  • 2 Chipotle Meco Chiles (double smoked) or 2 Chipotle Morita Chiles (single smoked), depending on your smoke level preference
  • 1 garlic clove, skin on
  • 1/2 medium white onion, cut into 1/4-inch-thick slices
  • 1 teaspoon kosher salt
  • 1 teaspoon honey
  • 1/4 cup mezcal


  1. Preheat the broiler. Roast the tomatillos on a baking sheet until blackened in spots, flipping half way through, about 7 minutes on each side. Remove and cool to room temperature.
  2. Remove the stems from the chiles, tear them open, shake out and discard any seeds. To rehydrate them, soak in hot water for about 20 minutes and then drain the excess liquid. (Tip: hold onto the water to flavor soups and stews!)
  3. Heat a 12-inch cast-iron skillet over medium heat for 5 minutes. Add the chiles and toast, turning them from time to time until you see the first wisp of smoke, about 45 seconds. Remove the pan from the heat and transfer your chiles to a bowl. Cover them with hot tap water and place a heavy plate over the chiles to keep them submerged and soak for 30 minutes. 
  4. Reheat the skillet over medium heat. Add the garlic clove and onion slices, turning them until softened slightly and blackened in spots, about 6 minutes. Remove the garlic and onions and cool to room temperature. Peel the garlic clove skin once it is cool enough to handle.
  5. Drain the soaked chiles and discard the liquid. Place the chiles, tomatillos, garlic, onion, salt, honey, and mescal into a blender and puree on high speed until completely smooth (you may need to work in batches). Set up a medium-mesh sieve over a bowl and pass the puree through the strainer. Refrigerate. Salsa will keep up to 1 week.

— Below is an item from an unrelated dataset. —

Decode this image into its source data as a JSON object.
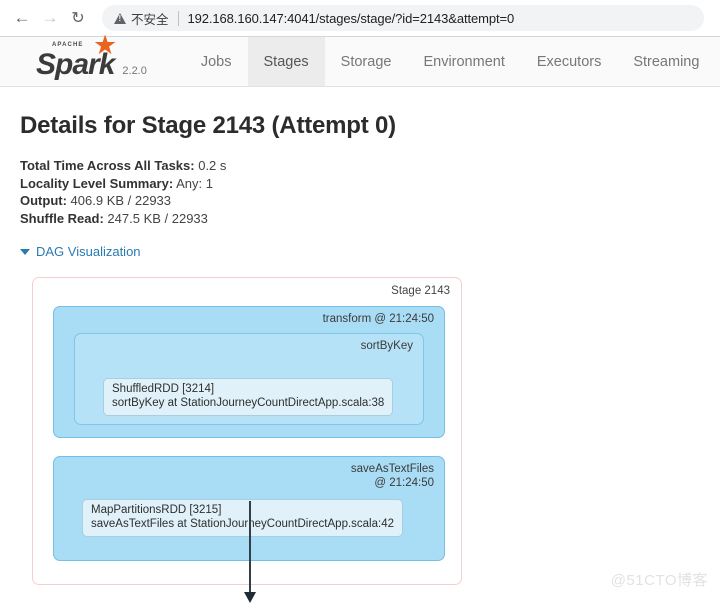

Makes about 1 1/4 cups.

Recipe Credit: Alex Stupak and Jordana Rothman, Tacos: Recipes and Provacations